- What the exercise asks -
Print every entry again exactly, with no pictures.

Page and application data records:
◇ ◇ ◇ ◇ ◇ ◇ ◇
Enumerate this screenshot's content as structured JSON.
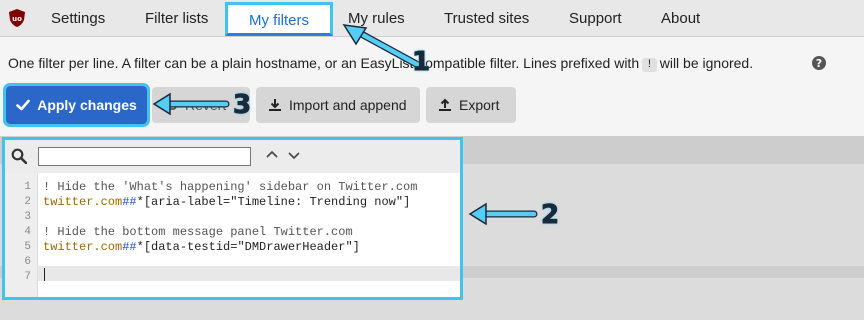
{
  "tabs": [
    {
      "label": "Settings"
    },
    {
      "label": "Filter lists"
    },
    {
      "label": "My filters",
      "active": true
    },
    {
      "label": "My rules"
    },
    {
      "label": "Trusted sites"
    },
    {
      "label": "Support"
    },
    {
      "label": "About"
    }
  ],
  "description": {
    "before": "One filter per line. A filter can be a plain hostname, or an EasyList-compatible filter. Lines prefixed with",
    "kbd": "!",
    "after": "will be ignored."
  },
  "buttons": {
    "apply": "Apply changes",
    "revert": "Revert",
    "import": "Import and append",
    "export": "Export"
  },
  "search": {
    "value": "",
    "placeholder": ""
  },
  "editor": {
    "line_numbers": [
      "1",
      "2",
      "3",
      "4",
      "5",
      "6",
      "7"
    ],
    "lines": [
      {
        "type": "comment",
        "text": "! Hide the 'What's happening' sidebar on Twitter.com"
      },
      {
        "type": "filter",
        "host": "twitter.com",
        "sep": "##",
        "selector": "*[aria-label=\"Timeline: Trending now\"]"
      },
      {
        "type": "empty",
        "text": ""
      },
      {
        "type": "comment",
        "text": "! Hide the bottom message panel Twitter.com"
      },
      {
        "type": "filter",
        "host": "twitter.com",
        "sep": "##",
        "selector": "*[data-testid=\"DMDrawerHeader\"]"
      },
      {
        "type": "empty",
        "text": ""
      },
      {
        "type": "empty",
        "text": ""
      }
    ]
  },
  "annotations": {
    "one": "1",
    "two": "2",
    "three": "3"
  },
  "colors": {
    "accent": "#2a67c9",
    "highlight": "#3fc4f2",
    "tab_active_text": "#1a6fd6"
  },
  "icons": [
    "ublock-logo-icon",
    "help-icon",
    "checkmark-icon",
    "undo-icon",
    "import-icon",
    "export-icon",
    "search-icon",
    "chevron-up-icon",
    "chevron-down-icon"
  ]
}
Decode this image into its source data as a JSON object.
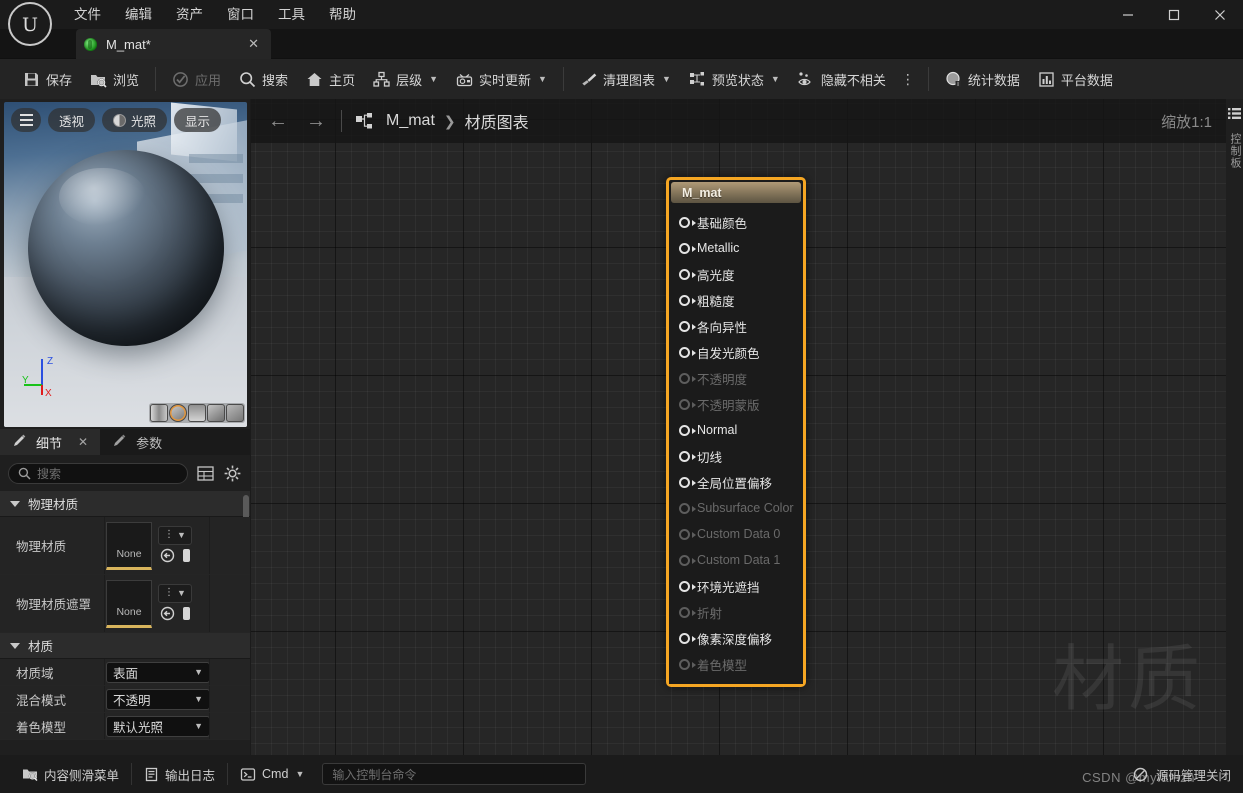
{
  "window": {
    "app_icon": "unreal-engine-logo",
    "minimize": "—",
    "maximize": "▢",
    "close": "✕"
  },
  "menubar": {
    "items": [
      {
        "label": "文件",
        "name": "menu-file"
      },
      {
        "label": "编辑",
        "name": "menu-edit"
      },
      {
        "label": "资产",
        "name": "menu-asset"
      },
      {
        "label": "窗口",
        "name": "menu-window"
      },
      {
        "label": "工具",
        "name": "menu-tools"
      },
      {
        "label": "帮助",
        "name": "menu-help"
      }
    ]
  },
  "tab": {
    "label": "M_mat*",
    "close": "✕",
    "icon": "material-asset-icon"
  },
  "toolbar": {
    "items": [
      {
        "label": "保存",
        "icon": "save-icon",
        "disabled": false,
        "caret": false
      },
      {
        "label": "浏览",
        "icon": "browse-icon",
        "disabled": false,
        "caret": false
      },
      {
        "label": "应用",
        "icon": "apply-icon",
        "disabled": true,
        "caret": false
      },
      {
        "label": "搜索",
        "icon": "search-icon",
        "disabled": false,
        "caret": false
      },
      {
        "label": "主页",
        "icon": "home-icon",
        "disabled": false,
        "caret": false
      },
      {
        "label": "层级",
        "icon": "hierarchy-icon",
        "disabled": false,
        "caret": true
      },
      {
        "label": "实时更新",
        "icon": "live-update-icon",
        "disabled": false,
        "caret": true
      },
      {
        "label": "清理图表",
        "icon": "clean-graph-icon",
        "disabled": false,
        "caret": true
      },
      {
        "label": "预览状态",
        "icon": "preview-state-icon",
        "disabled": false,
        "caret": true
      },
      {
        "label": "隐藏不相关",
        "icon": "hide-unrelated-icon",
        "disabled": false,
        "caret": false
      },
      {
        "label": "统计数据",
        "icon": "stats-icon",
        "disabled": false,
        "caret": false
      },
      {
        "label": "平台数据",
        "icon": "platform-stats-icon",
        "disabled": false,
        "caret": false
      }
    ],
    "overflow": "⋮"
  },
  "viewport": {
    "menu_icon": "hamburger-icon",
    "buttons": [
      {
        "label": "透视",
        "name": "viewport-perspective-button"
      },
      {
        "label": "光照",
        "name": "viewport-lighting-button",
        "icon": "lighting-icon"
      },
      {
        "label": "显示",
        "name": "viewport-show-button"
      }
    ],
    "gizmo": {
      "x": "X",
      "y": "Y",
      "z": "Z"
    },
    "preview_shapes": [
      "cylinder",
      "sphere",
      "plane",
      "cube",
      "custom-mesh"
    ],
    "selected_shape_index": 1
  },
  "details": {
    "tabs": [
      {
        "label": "细节",
        "active": true,
        "icon": "details-icon",
        "close": "✕"
      },
      {
        "label": "参数",
        "active": false,
        "icon": "params-icon"
      }
    ],
    "search_placeholder": "搜索",
    "search_value": "",
    "grid_icon": "grid-view-icon",
    "settings_icon": "gear-icon",
    "sections": [
      {
        "title": "物理材质",
        "rows": [
          {
            "label": "物理材质",
            "type": "asset",
            "value": "None"
          },
          {
            "label": "物理材质遮罩",
            "type": "asset",
            "value": "None"
          }
        ]
      },
      {
        "title": "材质",
        "rows": [
          {
            "label": "材质域",
            "type": "combo",
            "value": "表面"
          },
          {
            "label": "混合模式",
            "type": "combo",
            "value": "不透明"
          },
          {
            "label": "着色模型",
            "type": "combo",
            "value": "默认光照"
          }
        ]
      }
    ]
  },
  "graph": {
    "back_arrow": "←",
    "forward_arrow": "→",
    "graph_icon": "material-graph-icon",
    "breadcrumb": [
      "M_mat",
      "材质图表"
    ],
    "breadcrumb_sep": "❯",
    "zoom_label": "缩放1:1",
    "watermark": "材质"
  },
  "node": {
    "title": "M_mat",
    "pins": [
      {
        "label": "基础颜色",
        "enabled": true
      },
      {
        "label": "Metallic",
        "enabled": true
      },
      {
        "label": "高光度",
        "enabled": true
      },
      {
        "label": "粗糙度",
        "enabled": true
      },
      {
        "label": "各向异性",
        "enabled": true
      },
      {
        "label": "自发光颜色",
        "enabled": true
      },
      {
        "label": "不透明度",
        "enabled": false
      },
      {
        "label": "不透明蒙版",
        "enabled": false
      },
      {
        "label": "Normal",
        "enabled": true
      },
      {
        "label": "切线",
        "enabled": true
      },
      {
        "label": "全局位置偏移",
        "enabled": true
      },
      {
        "label": "Subsurface Color",
        "enabled": false
      },
      {
        "label": "Custom Data 0",
        "enabled": false
      },
      {
        "label": "Custom Data 1",
        "enabled": false
      },
      {
        "label": "环境光遮挡",
        "enabled": true
      },
      {
        "label": "折射",
        "enabled": false
      },
      {
        "label": "像素深度偏移",
        "enabled": true
      },
      {
        "label": "着色模型",
        "enabled": false
      }
    ]
  },
  "right_rail": {
    "icon": "panel-list-icon",
    "label": "控制板"
  },
  "statusbar": {
    "content_drawer": {
      "label": "内容侧滑菜单",
      "icon": "content-drawer-icon"
    },
    "output_log": {
      "label": "输出日志",
      "icon": "output-log-icon"
    },
    "cmd": {
      "label": "Cmd",
      "icon": "console-icon",
      "caret": "⌄"
    },
    "cmd_placeholder": "输入控制台命令",
    "source_control": {
      "label": "源码管理关闭",
      "icon": "source-control-off-icon"
    },
    "watermark": "CSDN @myfamzh"
  },
  "colors": {
    "accent_orange": "#f5a623",
    "node_header": "#8a7a5e",
    "panel_bg": "#242424",
    "window_bg": "#1b1b1b",
    "asset_underline": "#d8b45c"
  }
}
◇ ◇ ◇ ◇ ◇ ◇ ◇
- Written solution -
Enumerate this screenshot's content as structured JSON.
{
  "tabs": [
    {
      "label": "Settings"
    },
    {
      "label": "Filter lists"
    },
    {
      "label": "My filters",
      "active": true
    },
    {
      "label": "My rules"
    },
    {
      "label": "Trusted sites"
    },
    {
      "label": "Support"
    },
    {
      "label": "About"
    }
  ],
  "description": {
    "before": "One filter per line. A filter can be a plain hostname, or an EasyList-compatible filter. Lines prefixed with",
    "kbd": "!",
    "after": "will be ignored."
  },
  "buttons": {
    "apply": "Apply changes",
    "revert": "Revert",
    "import": "Import and append",
    "export": "Export"
  },
  "search": {
    "value": "",
    "placeholder": ""
  },
  "editor": {
    "line_numbers": [
      "1",
      "2",
      "3",
      "4",
      "5",
      "6",
      "7"
    ],
    "lines": [
      {
        "type": "comment",
        "text": "! Hide the 'What's happening' sidebar on Twitter.com"
      },
      {
        "type": "filter",
        "host": "twitter.com",
        "sep": "##",
        "selector": "*[aria-label=\"Timeline: Trending now\"]"
      },
      {
        "type": "empty",
        "text": ""
      },
      {
        "type": "comment",
        "text": "! Hide the bottom message panel Twitter.com"
      },
      {
        "type": "filter",
        "host": "twitter.com",
        "sep": "##",
        "selector": "*[data-testid=\"DMDrawerHeader\"]"
      },
      {
        "type": "empty",
        "text": ""
      },
      {
        "type": "empty",
        "text": ""
      }
    ]
  },
  "annotations": {
    "one": "1",
    "two": "2",
    "three": "3"
  },
  "colors": {
    "accent": "#2a67c9",
    "highlight": "#3fc4f2",
    "tab_active_text": "#1a6fd6"
  },
  "icons": [
    "ublock-logo-icon",
    "help-icon",
    "checkmark-icon",
    "undo-icon",
    "import-icon",
    "export-icon",
    "search-icon",
    "chevron-up-icon",
    "chevron-down-icon"
  ]
}
Decode this image into its source data as a JSON object.
{
  "window": {
    "app_icon": "unreal-engine-logo",
    "minimize": "—",
    "maximize": "▢",
    "close": "✕"
  },
  "menubar": {
    "items": [
      {
        "label": "文件",
        "name": "menu-file"
      },
      {
        "label": "编辑",
        "name": "menu-edit"
      },
      {
        "label": "资产",
        "name": "menu-asset"
      },
      {
        "label": "窗口",
        "name": "menu-window"
      },
      {
        "label": "工具",
        "name": "menu-tools"
      },
      {
        "label": "帮助",
        "name": "menu-help"
      }
    ]
  },
  "tab": {
    "label": "M_mat*",
    "close": "✕",
    "icon": "material-asset-icon"
  },
  "toolbar": {
    "items": [
      {
        "label": "保存",
        "icon": "save-icon",
        "disabled": false,
        "caret": false
      },
      {
        "label": "浏览",
        "icon": "browse-icon",
        "disabled": false,
        "caret": false
      },
      {
        "label": "应用",
        "icon": "apply-icon",
        "disabled": true,
        "caret": false
      },
      {
        "label": "搜索",
        "icon": "search-icon",
        "disabled": false,
        "caret": false
      },
      {
        "label": "主页",
        "icon": "home-icon",
        "disabled": false,
        "caret": false
      },
      {
        "label": "层级",
        "icon": "hierarchy-icon",
        "disabled": false,
        "caret": true
      },
      {
        "label": "实时更新",
        "icon": "live-update-icon",
        "disabled": false,
        "caret": true
      },
      {
        "label": "清理图表",
        "icon": "clean-graph-icon",
        "disabled": false,
        "caret": true
      },
      {
        "label": "预览状态",
        "icon": "preview-state-icon",
        "disabled": false,
        "caret": true
      },
      {
        "label": "隐藏不相关",
        "icon": "hide-unrelated-icon",
        "disabled": false,
        "caret": false
      },
      {
        "label": "统计数据",
        "icon": "stats-icon",
        "disabled": false,
        "caret": false
      },
      {
        "label": "平台数据",
        "icon": "platform-stats-icon",
        "disabled": false,
        "caret": false
      }
    ],
    "overflow": "⋮"
  },
  "viewport": {
    "menu_icon": "hamburger-icon",
    "buttons": [
      {
        "label": "透视",
        "name": "viewport-perspective-button"
      },
      {
        "label": "光照",
        "name": "viewport-lighting-button",
        "icon": "lighting-icon"
      },
      {
        "label": "显示",
        "name": "viewport-show-button"
      }
    ],
    "gizmo": {
      "x": "X",
      "y": "Y",
      "z": "Z"
    },
    "preview_shapes": [
      "cylinder",
      "sphere",
      "plane",
      "cube",
      "custom-mesh"
    ],
    "selected_shape_index": 1
  },
  "details": {
    "tabs": [
      {
        "label": "细节",
        "active": true,
        "icon": "details-icon",
        "close": "✕"
      },
      {
        "label": "参数",
        "active": false,
        "icon": "params-icon"
      }
    ],
    "search_placeholder": "搜索",
    "search_value": "",
    "grid_icon": "grid-view-icon",
    "settings_icon": "gear-icon",
    "sections": [
      {
        "title": "物理材质",
        "rows": [
          {
            "label": "物理材质",
            "type": "asset",
            "value": "None"
          },
          {
            "label": "物理材质遮罩",
            "type": "asset",
            "value": "None"
          }
        ]
      },
      {
        "title": "材质",
        "rows": [
          {
            "label": "材质域",
            "type": "combo",
            "value": "表面"
          },
          {
            "label": "混合模式",
            "type": "combo",
            "value": "不透明"
          },
          {
            "label": "着色模型",
            "type": "combo",
            "value": "默认光照"
          }
        ]
      }
    ]
  },
  "graph": {
    "back_arrow": "←",
    "forward_arrow": "→",
    "graph_icon": "material-graph-icon",
    "breadcrumb": [
      "M_mat",
      "材质图表"
    ],
    "breadcrumb_sep": "❯",
    "zoom_label": "缩放1:1",
    "watermark": "材质"
  },
  "node": {
    "title": "M_mat",
    "pins": [
      {
        "label": "基础颜色",
        "enabled": true
      },
      {
        "label": "Metallic",
        "enabled": true
      },
      {
        "label": "高光度",
        "enabled": true
      },
      {
        "label": "粗糙度",
        "enabled": true
      },
      {
        "label": "各向异性",
        "enabled": true
      },
      {
        "label": "自发光颜色",
        "enabled": true
      },
      {
        "label": "不透明度",
        "enabled": false
      },
      {
        "label": "不透明蒙版",
        "enabled": false
      },
      {
        "label": "Normal",
        "enabled": true
      },
      {
        "label": "切线",
        "enabled": true
      },
      {
        "label": "全局位置偏移",
        "enabled": true
      },
      {
        "label": "Subsurface Color",
        "enabled": false
      },
      {
        "label": "Custom Data 0",
        "enabled": false
      },
      {
        "label": "Custom Data 1",
        "enabled": false
      },
      {
        "label": "环境光遮挡",
        "enabled": true
      },
      {
        "label": "折射",
        "enabled": false
      },
      {
        "label": "像素深度偏移",
        "enabled": true
      },
      {
        "label": "着色模型",
        "enabled": false
      }
    ]
  },
  "right_rail": {
    "icon": "panel-list-icon",
    "label": "控制板"
  },
  "statusbar": {
    "content_drawer": {
      "label": "内容侧滑菜单",
      "icon": "content-drawer-icon"
    },
    "output_log": {
      "label": "输出日志",
      "icon": "output-log-icon"
    },
    "cmd": {
      "label": "Cmd",
      "icon": "console-icon",
      "caret": "⌄"
    },
    "cmd_placeholder": "输入控制台命令",
    "source_control": {
      "label": "源码管理关闭",
      "icon": "source-control-off-icon"
    },
    "watermark": "CSDN @myfamzh"
  },
  "colors": {
    "accent_orange": "#f5a623",
    "node_header": "#8a7a5e",
    "panel_bg": "#242424",
    "window_bg": "#1b1b1b",
    "asset_underline": "#d8b45c"
  }
}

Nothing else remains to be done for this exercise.